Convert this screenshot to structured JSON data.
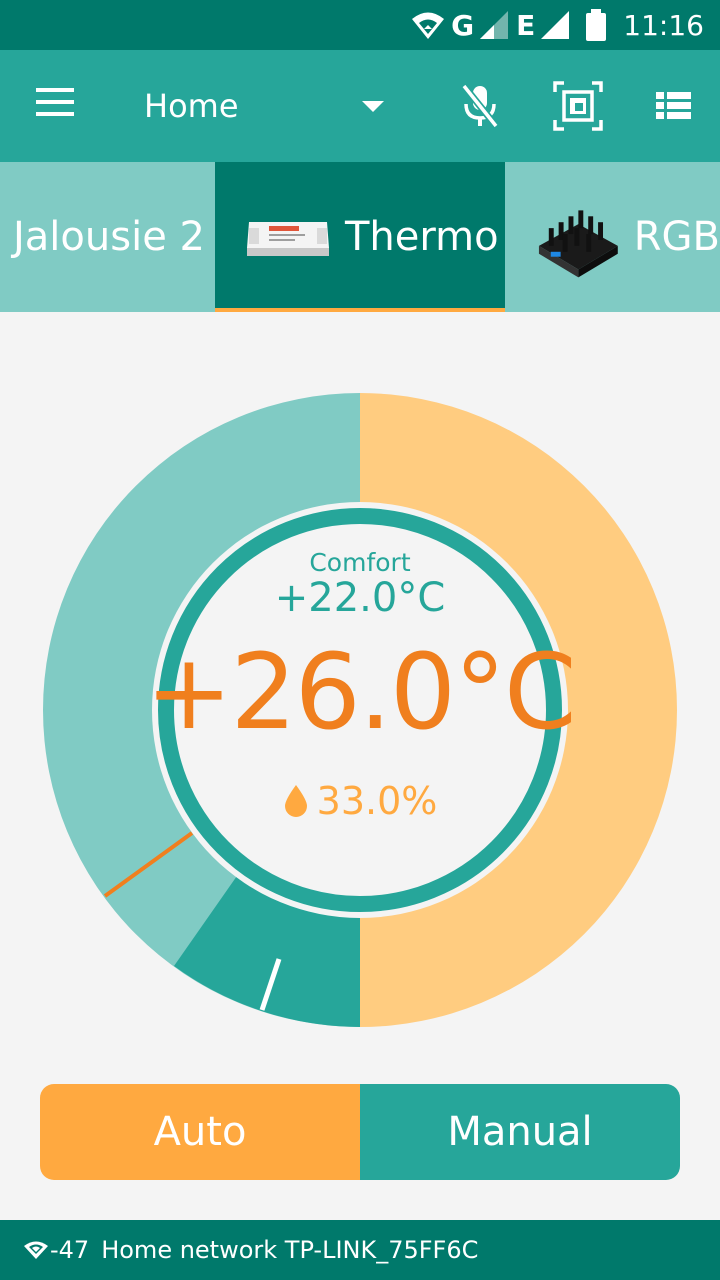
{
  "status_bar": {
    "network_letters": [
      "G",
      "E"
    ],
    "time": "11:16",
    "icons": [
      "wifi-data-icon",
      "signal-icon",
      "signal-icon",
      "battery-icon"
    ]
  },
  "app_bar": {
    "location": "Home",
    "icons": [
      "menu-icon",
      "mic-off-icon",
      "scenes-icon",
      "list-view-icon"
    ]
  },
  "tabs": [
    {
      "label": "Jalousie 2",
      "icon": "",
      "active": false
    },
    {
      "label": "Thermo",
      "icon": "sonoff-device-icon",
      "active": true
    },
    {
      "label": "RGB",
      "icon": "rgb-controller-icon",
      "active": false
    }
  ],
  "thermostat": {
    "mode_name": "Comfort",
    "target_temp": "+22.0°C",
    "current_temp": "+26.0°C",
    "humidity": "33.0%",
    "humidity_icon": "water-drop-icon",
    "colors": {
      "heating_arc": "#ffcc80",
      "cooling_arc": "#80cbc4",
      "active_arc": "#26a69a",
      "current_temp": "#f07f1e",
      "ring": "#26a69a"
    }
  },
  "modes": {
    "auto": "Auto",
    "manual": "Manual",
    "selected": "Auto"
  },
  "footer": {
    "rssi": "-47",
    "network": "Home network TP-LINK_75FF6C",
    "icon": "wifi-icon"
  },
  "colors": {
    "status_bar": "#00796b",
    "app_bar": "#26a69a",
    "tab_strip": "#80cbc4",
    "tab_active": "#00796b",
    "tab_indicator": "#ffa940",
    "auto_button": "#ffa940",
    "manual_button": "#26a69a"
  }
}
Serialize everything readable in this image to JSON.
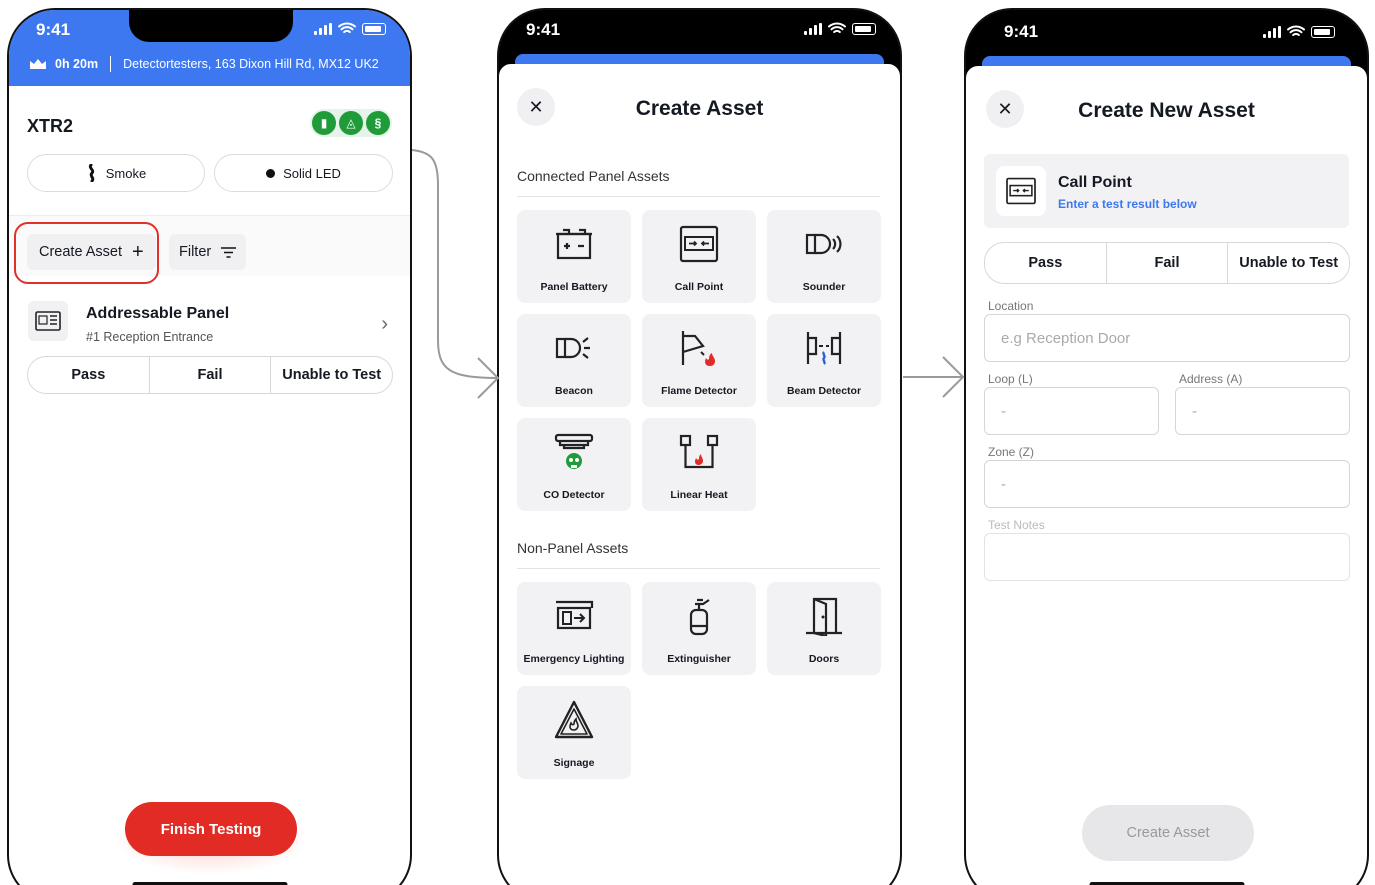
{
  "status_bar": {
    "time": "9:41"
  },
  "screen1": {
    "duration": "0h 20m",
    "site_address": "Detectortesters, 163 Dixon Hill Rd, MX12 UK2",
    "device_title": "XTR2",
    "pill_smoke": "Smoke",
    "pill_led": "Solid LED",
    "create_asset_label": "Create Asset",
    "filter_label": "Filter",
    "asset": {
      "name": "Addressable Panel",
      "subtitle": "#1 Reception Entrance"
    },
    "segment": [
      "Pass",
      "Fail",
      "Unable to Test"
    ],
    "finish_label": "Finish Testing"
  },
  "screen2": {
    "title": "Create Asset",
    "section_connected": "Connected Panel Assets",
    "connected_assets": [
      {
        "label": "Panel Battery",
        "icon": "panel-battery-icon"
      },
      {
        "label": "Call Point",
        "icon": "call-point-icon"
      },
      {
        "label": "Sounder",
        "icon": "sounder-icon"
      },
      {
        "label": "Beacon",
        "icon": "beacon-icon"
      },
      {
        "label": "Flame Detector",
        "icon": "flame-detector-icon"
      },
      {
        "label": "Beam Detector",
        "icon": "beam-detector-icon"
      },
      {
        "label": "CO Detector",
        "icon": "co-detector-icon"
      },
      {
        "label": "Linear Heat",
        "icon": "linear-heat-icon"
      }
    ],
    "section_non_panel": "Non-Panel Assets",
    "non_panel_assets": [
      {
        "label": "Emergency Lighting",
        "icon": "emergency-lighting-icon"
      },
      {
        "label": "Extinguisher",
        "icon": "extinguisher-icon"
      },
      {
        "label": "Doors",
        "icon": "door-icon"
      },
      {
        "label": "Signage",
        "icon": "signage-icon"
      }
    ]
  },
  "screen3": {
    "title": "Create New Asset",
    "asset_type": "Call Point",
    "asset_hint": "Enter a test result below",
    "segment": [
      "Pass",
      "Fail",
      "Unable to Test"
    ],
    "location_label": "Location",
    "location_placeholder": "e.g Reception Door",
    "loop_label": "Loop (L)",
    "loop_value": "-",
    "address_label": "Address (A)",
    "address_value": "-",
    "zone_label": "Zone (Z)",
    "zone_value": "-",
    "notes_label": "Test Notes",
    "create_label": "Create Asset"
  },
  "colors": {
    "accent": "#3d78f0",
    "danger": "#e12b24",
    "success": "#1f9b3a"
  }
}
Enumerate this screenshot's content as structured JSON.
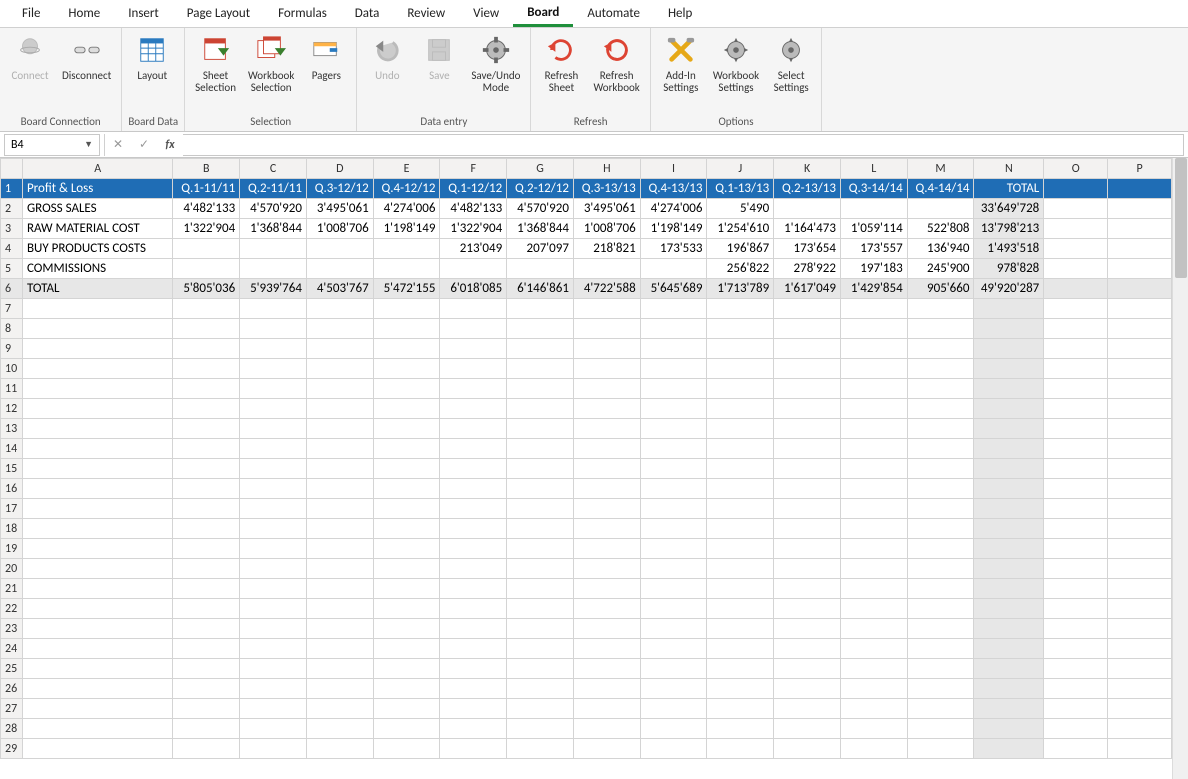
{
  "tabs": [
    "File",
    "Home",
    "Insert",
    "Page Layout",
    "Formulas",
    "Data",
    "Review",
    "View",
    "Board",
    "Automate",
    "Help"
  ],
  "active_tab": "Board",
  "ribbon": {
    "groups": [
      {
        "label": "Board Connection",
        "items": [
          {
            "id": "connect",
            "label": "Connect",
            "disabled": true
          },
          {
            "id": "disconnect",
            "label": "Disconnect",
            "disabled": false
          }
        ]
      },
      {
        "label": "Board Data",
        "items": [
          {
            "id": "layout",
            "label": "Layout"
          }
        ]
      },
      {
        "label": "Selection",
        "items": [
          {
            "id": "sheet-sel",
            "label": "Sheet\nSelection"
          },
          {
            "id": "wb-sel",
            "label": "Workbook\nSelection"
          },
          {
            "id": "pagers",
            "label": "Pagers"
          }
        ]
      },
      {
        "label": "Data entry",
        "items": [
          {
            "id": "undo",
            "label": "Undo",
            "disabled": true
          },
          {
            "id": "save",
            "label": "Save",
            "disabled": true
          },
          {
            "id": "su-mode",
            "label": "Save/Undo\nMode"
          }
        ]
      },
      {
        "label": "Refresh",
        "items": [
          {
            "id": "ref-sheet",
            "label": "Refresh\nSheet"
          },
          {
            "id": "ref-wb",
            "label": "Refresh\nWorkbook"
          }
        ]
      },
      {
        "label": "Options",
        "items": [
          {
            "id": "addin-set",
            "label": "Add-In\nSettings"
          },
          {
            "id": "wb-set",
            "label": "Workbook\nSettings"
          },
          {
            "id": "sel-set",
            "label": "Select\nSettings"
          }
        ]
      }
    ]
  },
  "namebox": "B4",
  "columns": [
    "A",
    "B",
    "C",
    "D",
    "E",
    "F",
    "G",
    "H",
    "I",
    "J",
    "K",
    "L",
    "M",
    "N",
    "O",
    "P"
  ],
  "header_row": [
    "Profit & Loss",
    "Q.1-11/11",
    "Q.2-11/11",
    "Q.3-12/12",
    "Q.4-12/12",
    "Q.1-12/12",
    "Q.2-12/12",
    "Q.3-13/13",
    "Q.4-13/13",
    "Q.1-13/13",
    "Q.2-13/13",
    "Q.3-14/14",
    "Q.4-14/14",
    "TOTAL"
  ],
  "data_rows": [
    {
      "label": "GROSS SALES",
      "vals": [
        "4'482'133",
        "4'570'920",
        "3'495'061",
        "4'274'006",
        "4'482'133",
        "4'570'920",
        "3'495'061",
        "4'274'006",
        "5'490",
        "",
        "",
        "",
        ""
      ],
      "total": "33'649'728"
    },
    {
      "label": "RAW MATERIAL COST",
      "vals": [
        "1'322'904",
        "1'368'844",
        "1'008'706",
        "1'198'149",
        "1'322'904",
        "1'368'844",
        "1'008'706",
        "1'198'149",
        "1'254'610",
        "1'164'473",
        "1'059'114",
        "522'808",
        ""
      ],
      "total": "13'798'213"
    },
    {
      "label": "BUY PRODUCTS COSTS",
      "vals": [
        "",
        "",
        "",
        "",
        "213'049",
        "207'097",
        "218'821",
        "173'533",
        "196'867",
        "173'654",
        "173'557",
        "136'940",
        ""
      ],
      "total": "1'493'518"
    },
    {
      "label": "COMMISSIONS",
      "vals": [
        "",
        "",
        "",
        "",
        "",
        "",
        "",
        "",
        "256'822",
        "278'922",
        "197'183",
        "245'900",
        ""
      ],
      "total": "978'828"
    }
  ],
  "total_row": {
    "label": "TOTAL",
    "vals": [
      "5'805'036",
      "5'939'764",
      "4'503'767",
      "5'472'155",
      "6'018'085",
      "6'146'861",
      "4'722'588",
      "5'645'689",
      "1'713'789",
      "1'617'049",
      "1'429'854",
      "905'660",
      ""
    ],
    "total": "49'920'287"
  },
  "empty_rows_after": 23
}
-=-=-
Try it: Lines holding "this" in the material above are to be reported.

Expected answer:
Convert this screenshot to structured JSON data.
Serialize everything readable in this image to JSON.
Enumerate this screenshot's content as structured JSON.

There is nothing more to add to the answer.